Greens to discuss coalition deal in eight-hour online convention
More than 2,400 members have registered to vote on the programme for government
Green Party leader Eamon Ryan: The party needs to get approval from two thirds of its members if it is to enter coalition. Photograph: Alan Betson / The Irish Times
Senior figures in the Green Party say Thursday’s eight-hour online convention involving almost 2,500 members will be crucial in determining the outcome of its vote on entering government.
As the deadline for registration closed yesterday, more than 2,400 of the party’s 3,600 members had contacted the party to say they would vote on the programme for government, with postal votes being counted on June 26th.
The convention will begin with speeches by leader Eamon Ryan and Catherine Martin.
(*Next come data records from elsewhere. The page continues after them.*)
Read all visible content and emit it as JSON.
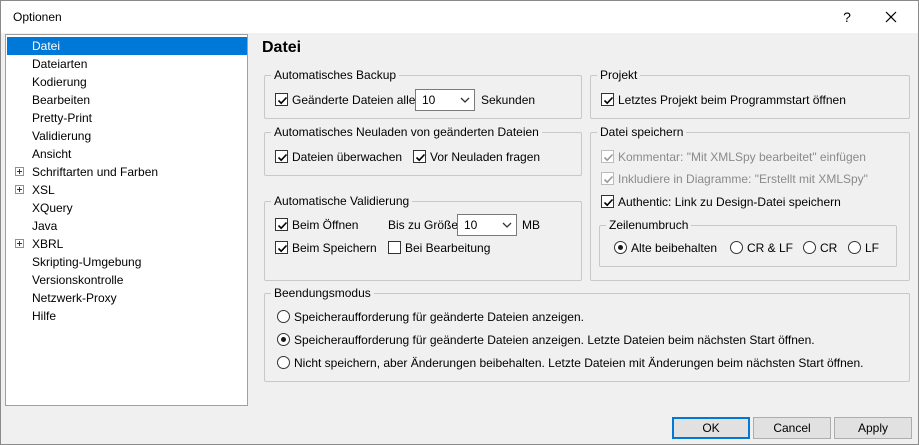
{
  "window": {
    "title": "Optionen",
    "help_label": "?"
  },
  "sidebar": {
    "items": [
      {
        "label": "Datei",
        "selected": true,
        "expandable": false
      },
      {
        "label": "Dateiarten",
        "selected": false,
        "expandable": false
      },
      {
        "label": "Kodierung",
        "selected": false,
        "expandable": false
      },
      {
        "label": "Bearbeiten",
        "selected": false,
        "expandable": false
      },
      {
        "label": "Pretty-Print",
        "selected": false,
        "expandable": false
      },
      {
        "label": "Validierung",
        "selected": false,
        "expandable": false
      },
      {
        "label": "Ansicht",
        "selected": false,
        "expandable": false
      },
      {
        "label": "Schriftarten und Farben",
        "selected": false,
        "expandable": true
      },
      {
        "label": "XSL",
        "selected": false,
        "expandable": true
      },
      {
        "label": "XQuery",
        "selected": false,
        "expandable": false
      },
      {
        "label": "Java",
        "selected": false,
        "expandable": false
      },
      {
        "label": "XBRL",
        "selected": false,
        "expandable": true
      },
      {
        "label": "Skripting-Umgebung",
        "selected": false,
        "expandable": false
      },
      {
        "label": "Versionskontrolle",
        "selected": false,
        "expandable": false
      },
      {
        "label": "Netzwerk-Proxy",
        "selected": false,
        "expandable": false
      },
      {
        "label": "Hilfe",
        "selected": false,
        "expandable": false
      }
    ]
  },
  "main": {
    "title": "Datei",
    "backup": {
      "label": "Automatisches Backup",
      "changed_files_label": "Geänderte Dateien alle",
      "changed_files_checked": true,
      "interval_value": "10",
      "seconds_label": "Sekunden"
    },
    "reload": {
      "label": "Automatisches Neuladen von geänderten Dateien",
      "watch_label": "Dateien überwachen",
      "watch_checked": true,
      "ask_label": "Vor Neuladen fragen",
      "ask_checked": true
    },
    "validation": {
      "label": "Automatische Validierung",
      "on_open_label": "Beim Öffnen",
      "on_open_checked": true,
      "size_label": "Bis zu Größe",
      "size_value": "10",
      "size_unit": "MB",
      "on_save_label": "Beim Speichern",
      "on_save_checked": true,
      "on_edit_label": "Bei Bearbeitung",
      "on_edit_checked": false
    },
    "project": {
      "label": "Projekt",
      "open_last_label": "Letztes Projekt beim Programmstart öffnen",
      "open_last_checked": true
    },
    "save": {
      "label": "Datei speichern",
      "comment_label": "Kommentar: \"Mit XMLSpy bearbeitet\" einfügen",
      "include_label": "Inkludiere in Diagramme: \"Erstellt mit XMLSpy\"",
      "authentic_label": "Authentic: Link zu Design-Datei speichern",
      "authentic_checked": true,
      "linebreak": {
        "label": "Zeilenumbruch",
        "options": [
          "Alte beibehalten",
          "CR & LF",
          "CR",
          "LF"
        ],
        "selected": 0
      }
    },
    "exit": {
      "label": "Beendungsmodus",
      "options": [
        "Speicheraufforderung für geänderte Dateien anzeigen.",
        "Speicheraufforderung für geänderte Dateien anzeigen. Letzte Dateien beim nächsten Start öffnen.",
        "Nicht speichern, aber Änderungen beibehalten. Letzte Dateien mit Änderungen beim nächsten Start öffnen."
      ],
      "selected": 1
    }
  },
  "footer": {
    "ok_label": "OK",
    "cancel_label": "Cancel",
    "apply_label": "Apply"
  }
}
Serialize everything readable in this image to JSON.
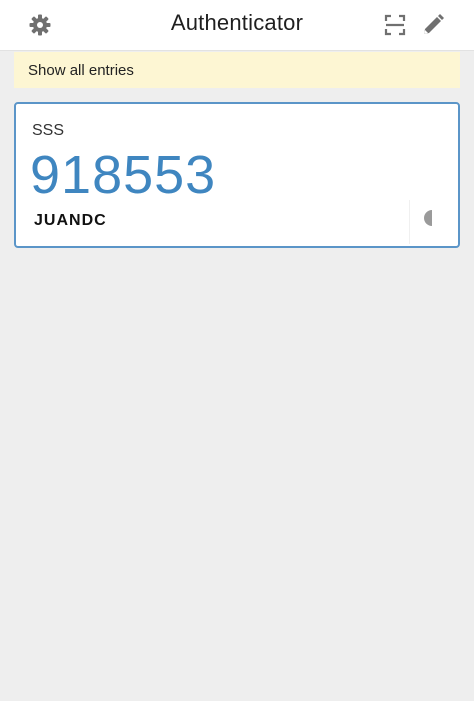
{
  "header": {
    "title": "Authenticator",
    "icons": [
      "gear-icon",
      "scan-qr-icon",
      "pencil-icon"
    ]
  },
  "notice": {
    "text": "Show all entries"
  },
  "entries": [
    {
      "issuer": "SSS",
      "code": "918553",
      "account": "JUANDC",
      "timer_remaining_fraction": 0.5
    }
  ],
  "colors": {
    "accent": "#3f86c0",
    "border": "#5b95c8",
    "notice_bg": "#fdf6d3",
    "background": "#eeeeee"
  }
}
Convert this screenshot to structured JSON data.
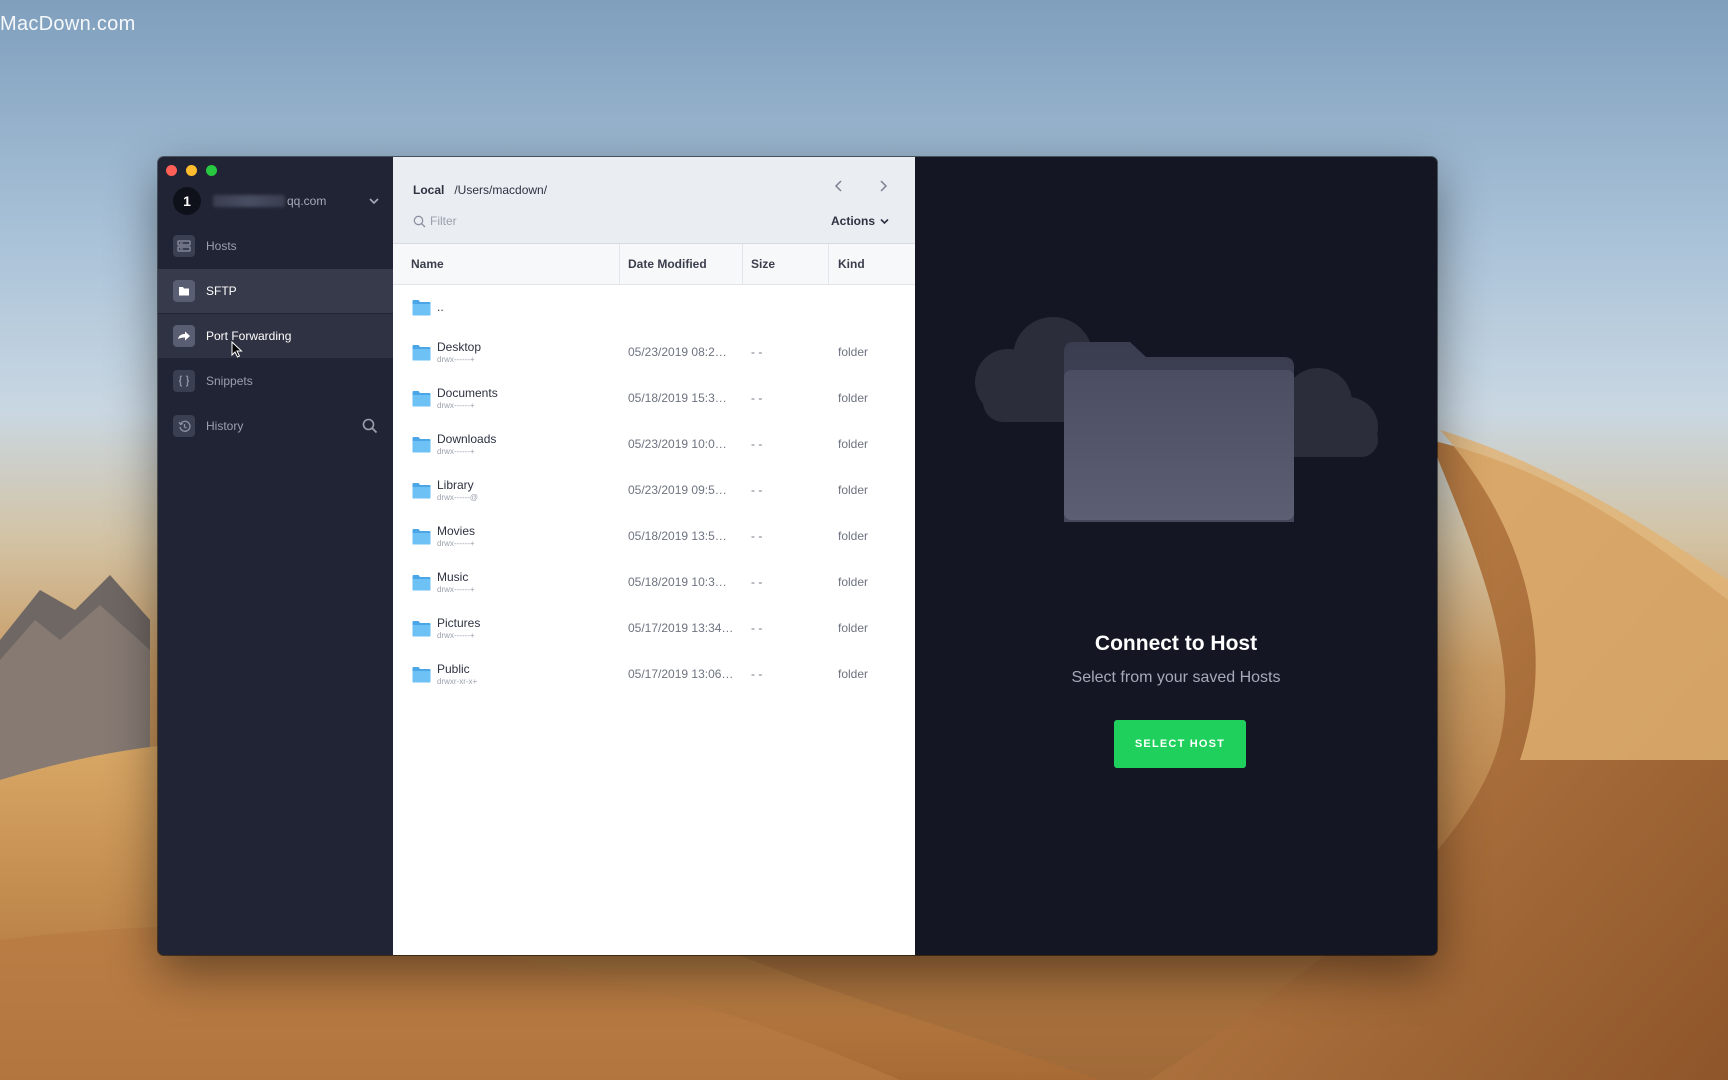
{
  "watermark": "MacDown.com",
  "account": {
    "badge": "1",
    "email_suffix": "qq.com"
  },
  "sidebar": {
    "items": [
      {
        "label": "Hosts",
        "icon": "hosts-icon"
      },
      {
        "label": "SFTP",
        "icon": "sftp-icon"
      },
      {
        "label": "Port Forwarding",
        "icon": "port-forwarding-icon"
      },
      {
        "label": "Snippets",
        "icon": "snippets-icon"
      },
      {
        "label": "History",
        "icon": "history-icon"
      }
    ]
  },
  "filepane": {
    "location_label": "Local",
    "path": "/Users/macdown/",
    "filter_placeholder": "Filter",
    "actions_label": "Actions",
    "columns": {
      "name": "Name",
      "date": "Date Modified",
      "size": "Size",
      "kind": "Kind"
    },
    "parent_entry": "..",
    "rows": [
      {
        "name": "Desktop",
        "perm": "drwx------+",
        "date": "05/23/2019 08:2…",
        "size": "- -",
        "kind": "folder"
      },
      {
        "name": "Documents",
        "perm": "drwx------+",
        "date": "05/18/2019 15:3…",
        "size": "- -",
        "kind": "folder"
      },
      {
        "name": "Downloads",
        "perm": "drwx------+",
        "date": "05/23/2019 10:0…",
        "size": "- -",
        "kind": "folder"
      },
      {
        "name": "Library",
        "perm": "drwx------@",
        "date": "05/23/2019 09:5…",
        "size": "- -",
        "kind": "folder"
      },
      {
        "name": "Movies",
        "perm": "drwx------+",
        "date": "05/18/2019 13:5…",
        "size": "- -",
        "kind": "folder"
      },
      {
        "name": "Music",
        "perm": "drwx------+",
        "date": "05/18/2019 10:3…",
        "size": "- -",
        "kind": "folder"
      },
      {
        "name": "Pictures",
        "perm": "drwx------+",
        "date": "05/17/2019 13:34…",
        "size": "- -",
        "kind": "folder"
      },
      {
        "name": "Public",
        "perm": "drwxr-xr-x+",
        "date": "05/17/2019 13:06…",
        "size": "- -",
        "kind": "folder"
      }
    ]
  },
  "connect": {
    "title": "Connect to Host",
    "subtitle": "Select from your saved Hosts",
    "button": "SELECT HOST"
  },
  "colors": {
    "accent_green": "#1fd15c",
    "sidebar_bg": "#212434",
    "right_bg": "#141623",
    "folder_blue": "#5fb6f0"
  }
}
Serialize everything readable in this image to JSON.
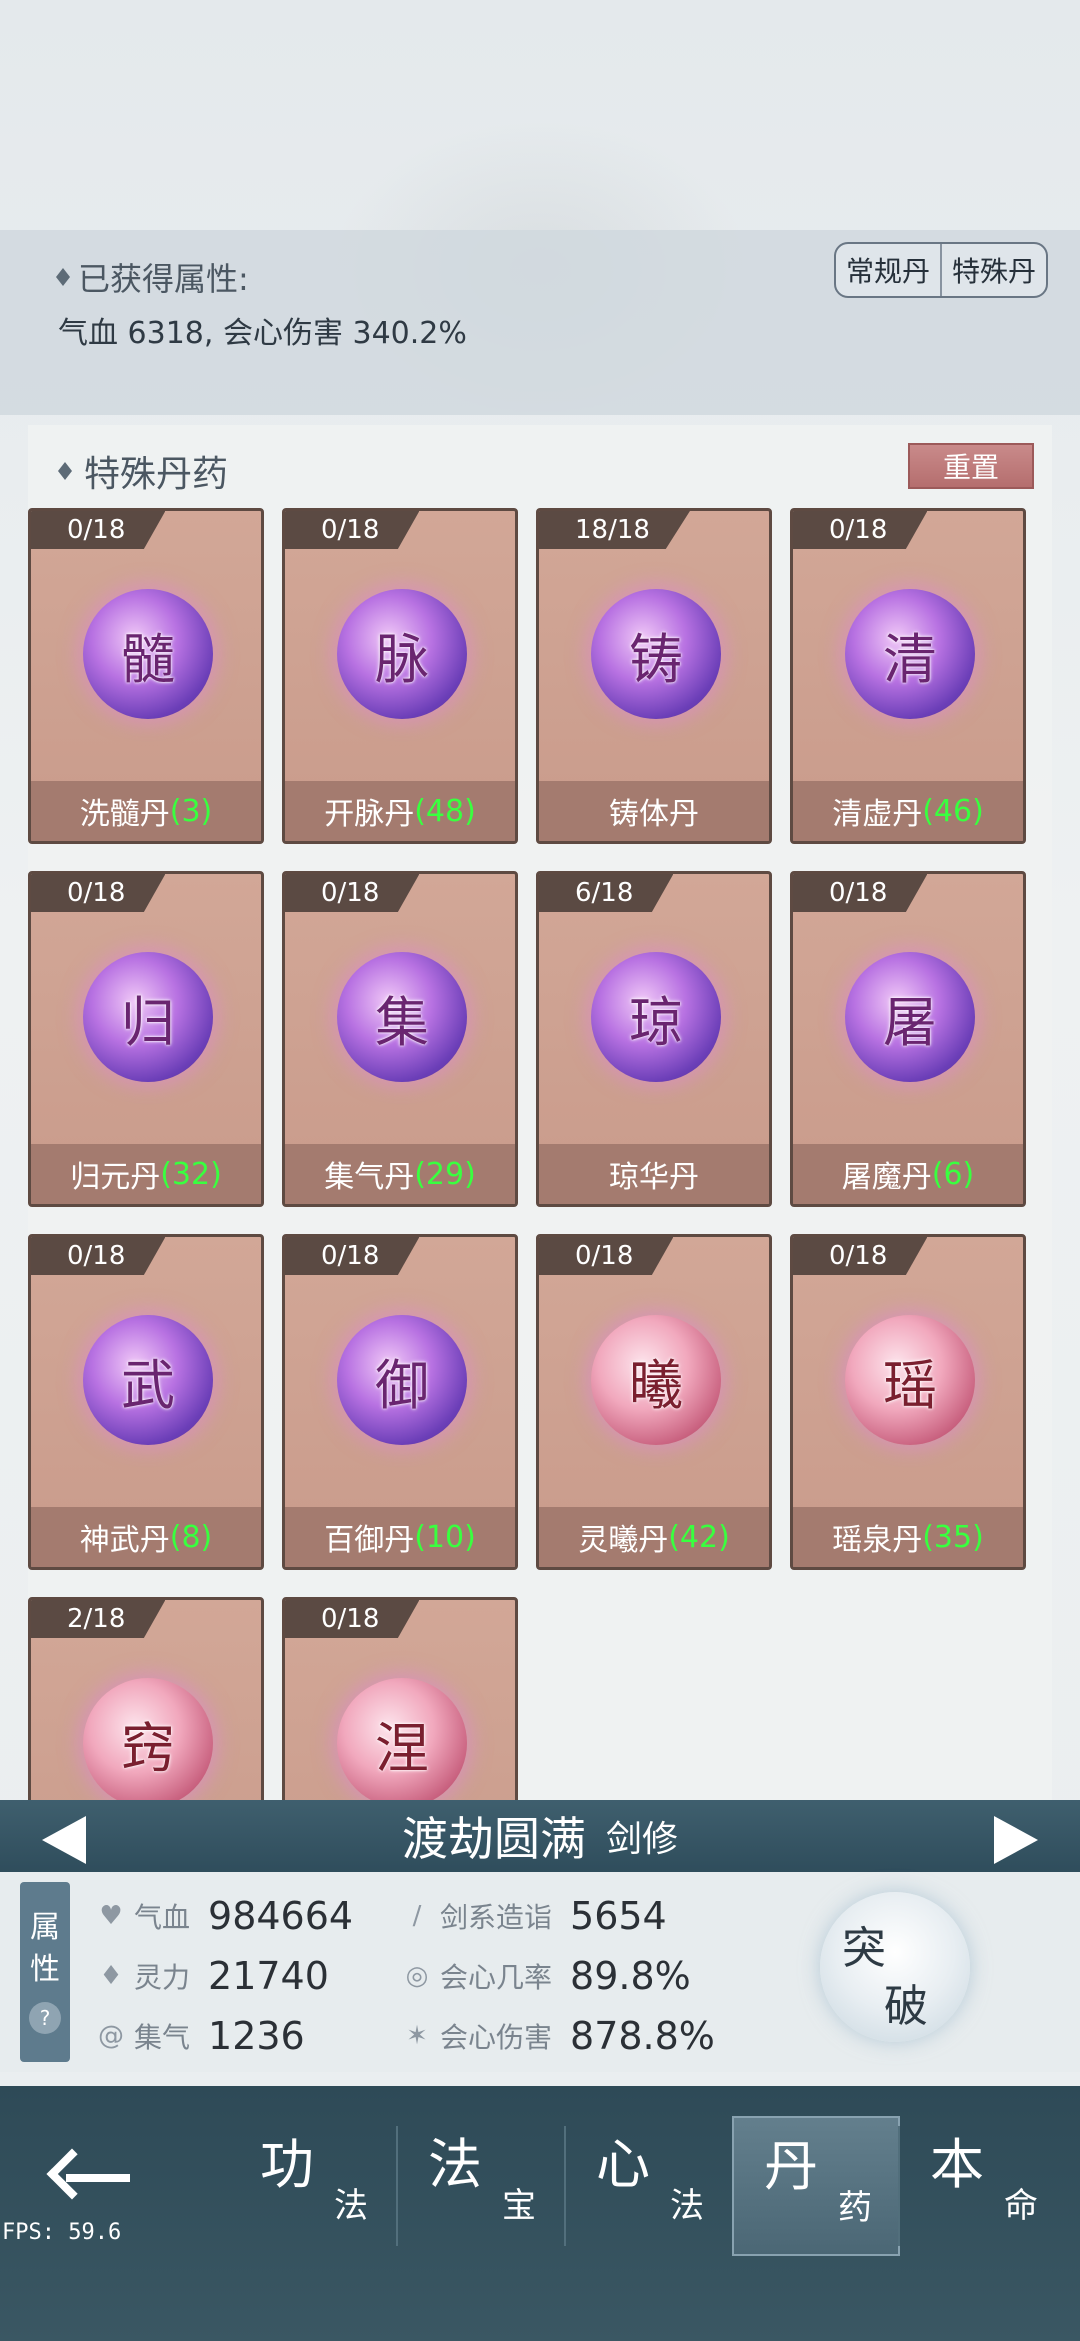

The deputy leader’s speech, in particular, will be closely monitored to see if there are any major conditionalities or reservations in her endorsement of the coalition deal.
In what was portrayed as a significant boost by Green members campaigning for the coalition, the prominent climate change expert Prof John Sweeney yesterday endorsed the deal saying it had the potential to turn Ireland from a climate change laggard into a leader.
Prof Sweeney had raised concerns on Tuesday about references to methane in the document, which was received by some as him opposing the programme.
However, in a video message yesterday he clarified his position saying he supported the programme in the round, while disagreeing with some individual issues.
“Pragmatically, this is the best deal we are going to get in the near future and I am supporting it,” he said.
While TDs campaigning to adopt the programme for government have said they have received positive feedback, it was accepted that the opposition to the deal is much larger than it was in 2007, when only a handful of members publicly opposed it.
“There is certainly a more vocal and organised opposition than there was in 2007,” said Gavin Nugent, the chair of the Young Greens.
Party sources said yesterday that the votes of the 800 members based in Northern Ireland could also be critical to the outcome on Friday. Neither the Northern Green organisation, nor its 10n public representatives (two MLAs and eight councillors), has as yet taken a public position on the programme. Northern leader Clare Bailey abstained when a vote was taken by the wider parliamentary party on Monday night, on the basis that she had not had the opportunity to read the document in its entirety.
The party needs to get approval from two thirds of its members if it is to enter coalition.
The national executive of Young Fine Gael yesterday unanimously voted to instruct its three representatives on the party’s executive council to vote against the deal.
In a statement, it said: “It is our members’ view that (the party’s) values and Fine Gael’s distinct identity, will be irreparably jeopardised by entering into a government with Fianna Fáil and the Green Party.”
Ógra Fianna Fáil yesterday restated its opposition to a coalition with Fine Gael. Its chair, Tom Cahill, it said: “We cannot reconcile the neglect the country has endured under Fine Gael in government. We fought and campaigned hard to remove them from office in this year’s general election.”
The Young Greens have yet to adopt a formal position on coalition. Mr Nugent said yesterday it would do so after the party’s special convention.
However, Mr Nugent said the preponderance of sentiment among the Young Greens was to vote against.
He said the concerns raised by younger members of the party included he lack of costings, timelines and delivery plans. “There is a fear of history repeating itself,” he said.